Phaedrus
5th July 2011, 08:06 PM
Hi All,

As per title - can you set either/or to perform the IS, or will they interfere with each other? Can the lens IS typically be disabled to allow the body IS to do the job, or vice-versa?

For example, I'll soon have an E-620 (whenever paypal get their finger out and show my account as having received my bank transfer :mad:), and am wondering how things would work if I got a Sigma 50-500 with IS? Was there even one?

I understand Sigma's moniker for IS is "OS" - I take it that if the lens doesn't have "OS" in its description, it's not an OS/IS lens?


Thanks for any replies,

Mark

peak4
5th July 2011, 08:59 PM
Mark essentially, you can't have both working at the same time, and the camera is clever enough to tell the difference.
You can set either or, but not both.
I think if you enable IS on via the lens via the switch and also have it on in camera, the latter realises and disables it in the lens.
I did have a play, but can't remember the conclusion I came to in the end.

The bad news it that you won't get a stabilised Bigma for FourThirds as they don't make one.
They dropped the Bigma from the FourThirds lineup when the brought out the stabilised version.

I think I'm right in saying that the only stabilised lenses for our FourThirds format are the two PanaLeica 14-50mm & the 14-150mm from the same stable.

Obviously there are also Panasonic lenses for MFT, such as the 14-140mm

Ian
5th July 2011, 09:01 PM
Hi All,

As per title - can you set either/or to perform the IS, or will they interfere with each other? Can the lens IS typically be disabled to allow the body IS to do the job, or vice-versa?

For example, I'll soon have an E-620 (whenever paypal get their finger out and show my account as having received my bank transfer :mad:), and am wondering how things would work if I got a Sigma 50-500 with IS? Was there even one?

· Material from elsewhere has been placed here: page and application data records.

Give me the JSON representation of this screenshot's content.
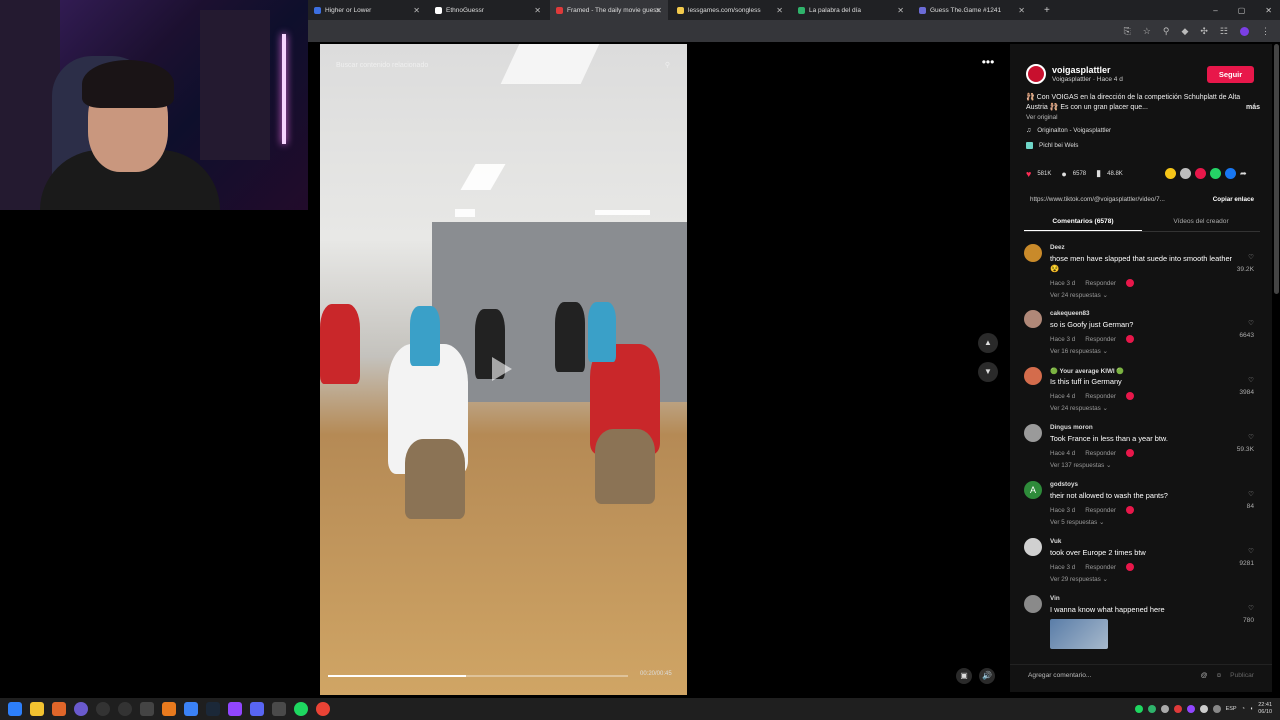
{
  "browser": {
    "tabs": [
      {
        "title": "Higher or Lower",
        "color": "#3c6fe0"
      },
      {
        "title": "EthnoGuessr",
        "color": "#ffffff"
      },
      {
        "title": "Framed - The daily movie guess",
        "color": "#e03a3a"
      },
      {
        "title": "lessgames.com/songless",
        "color": "#f2c94c"
      },
      {
        "title": "La palabra del día",
        "color": "#2fb36b"
      },
      {
        "title": "Guess The.Game #1241",
        "color": "#6b6bd6"
      }
    ],
    "new_tab": "+",
    "window_controls": [
      "–",
      "▢",
      "✕"
    ]
  },
  "video": {
    "search_placeholder": "Buscar contenido relacionado",
    "timecode": "00:20/00:45",
    "progress": 0.46,
    "more_label": "•••",
    "nav_up": "▲",
    "nav_down": "▼",
    "volume_icon": "🔊",
    "captions_icon": "▣"
  },
  "post": {
    "author": "voigasplattler",
    "subline": "Voigasplattler · Hace 4 d",
    "follow_label": "Seguir",
    "description": "🩰 Con VOIGAS en la dirección de la competición Schuhplatt de Alta Austria 🩰 Es con un gran placer que...",
    "more_label": "más",
    "original_label": "Ver original",
    "sound": "Originalton - Voigasplattler",
    "location": "Pichl bei Wels",
    "likes": "581K",
    "comments_count": "6578",
    "saves": "48.8K",
    "link": "https://www.tiktok.com/@voigasplattler/video/7...",
    "copy_label": "Copiar enlace",
    "tab_comments": "Comentarios (6578)",
    "tab_videos": "Vídeos del creador",
    "share_colors": [
      "#f5c518",
      "#bdbdbd",
      "#e8174a",
      "#25d366",
      "#1877f2"
    ]
  },
  "comments": [
    {
      "user": "Deez",
      "text": "those men have slapped that suede into smooth leather 😵",
      "time": "Hace 3 d",
      "reply": "Responder",
      "replies": "Ver 24 respuestas ⌄",
      "likes": "39.2K",
      "avatar": "#c98a2a"
    },
    {
      "user": "cakequeen83",
      "text": "so is Goofy just German?",
      "time": "Hace 3 d",
      "reply": "Responder",
      "replies": "Ver 16 respuestas ⌄",
      "likes": "6643",
      "avatar": "#b08878"
    },
    {
      "user": "🟢 Your average KIWI 🟢",
      "text": "Is this tuff in Germany",
      "time": "Hace 4 d",
      "reply": "Responder",
      "replies": "Ver 24 respuestas ⌄",
      "likes": "3984",
      "avatar": "#d46c4c"
    },
    {
      "user": "Dingus moron",
      "text": "Took France in less than a year btw.",
      "time": "Hace 4 d",
      "reply": "Responder",
      "replies": "Ver 137 respuestas ⌄",
      "likes": "59.3K",
      "avatar": "#9a9a9a"
    },
    {
      "user": "godstoys",
      "text": "their not allowed to wash the pants?",
      "time": "Hace 3 d",
      "reply": "Responder",
      "replies": "Ver 5 respuestas ⌄",
      "likes": "84",
      "avatar": "#2e8b3a",
      "initial": "A"
    },
    {
      "user": "Vuk",
      "text": "took over Europe 2 times btw",
      "time": "Hace 3 d",
      "reply": "Responder",
      "replies": "Ver 29 respuestas ⌄",
      "likes": "9281",
      "avatar": "#d0d0d0"
    },
    {
      "user": "Vin",
      "text": "I wanna know what happened here",
      "likes": "780",
      "avatar": "#8a8a8a"
    }
  ],
  "footer": {
    "placeholder": "Agregar comentario...",
    "at_icon": "@",
    "emoji_icon": "☺",
    "publish_label": "Publicar"
  },
  "taskbar": {
    "lang": "ESP",
    "time": "22:41",
    "date": "06/10"
  }
}
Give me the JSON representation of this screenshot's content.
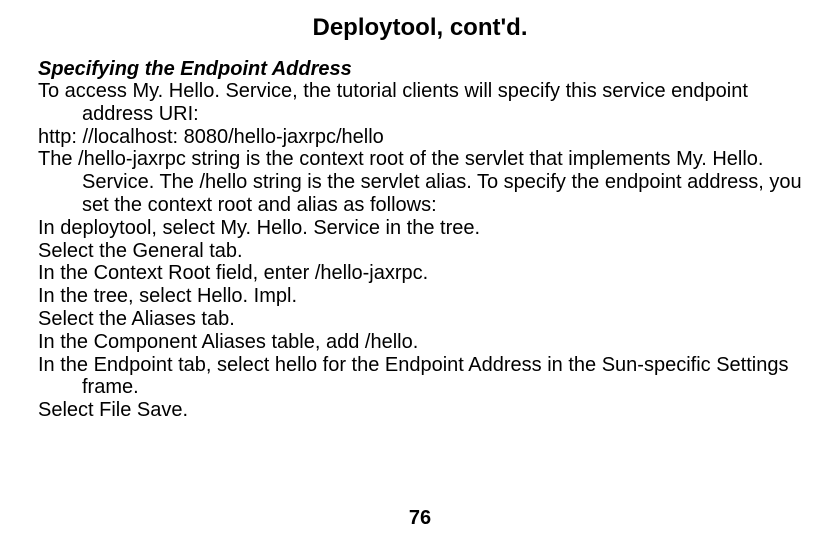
{
  "title": "Deploytool, cont'd.",
  "subheading": "Specifying the Endpoint Address",
  "paragraphs": [
    "To access My. Hello. Service, the tutorial clients will specify this service endpoint address URI:",
    "http: //localhost: 8080/hello-jaxrpc/hello",
    "The /hello-jaxrpc string is the context root of the servlet that implements My. Hello. Service. The /hello string is the servlet alias. To specify the endpoint address, you set the context root and alias as follows:",
    "In deploytool, select My. Hello. Service in the tree.",
    "Select the General tab.",
    "In the Context Root field, enter /hello-jaxrpc.",
    "In the tree, select Hello. Impl.",
    "Select the Aliases tab.",
    "In the Component Aliases table, add /hello.",
    "In the Endpoint tab, select hello for the Endpoint Address in the Sun-specific Settings frame.",
    "Select File Save."
  ],
  "page_number": "76"
}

I understand Sigma's moniker for IS is "OS" - I take it that if the lens doesn't have "OS" in its description, it's not an OS/IS lens?


Thanks for any replies,

Mark

Usually if you have an IS lens on an IS Four Thirds or Micro Four Thirds body the body IS will have priority. But you should be able to switch body IS off and use lens IS if that is what you prefer. The only situation I can think of when this might not work is when the IS lens doesn't have an IS switch (instead controlled by the camera).

Ian

Phaedrus
5th July 2011, 09:08 PM
Thanks guys.

I guess given that any 4/3 Sigma 50-500 I might be considering won't have OS, it's moot anyway.

Incidentally, are all Sigma super-telephoto zooms called "Bigmas"? There are a few different ones I've seen referred to as Bigmas.


Thanks again,

Mark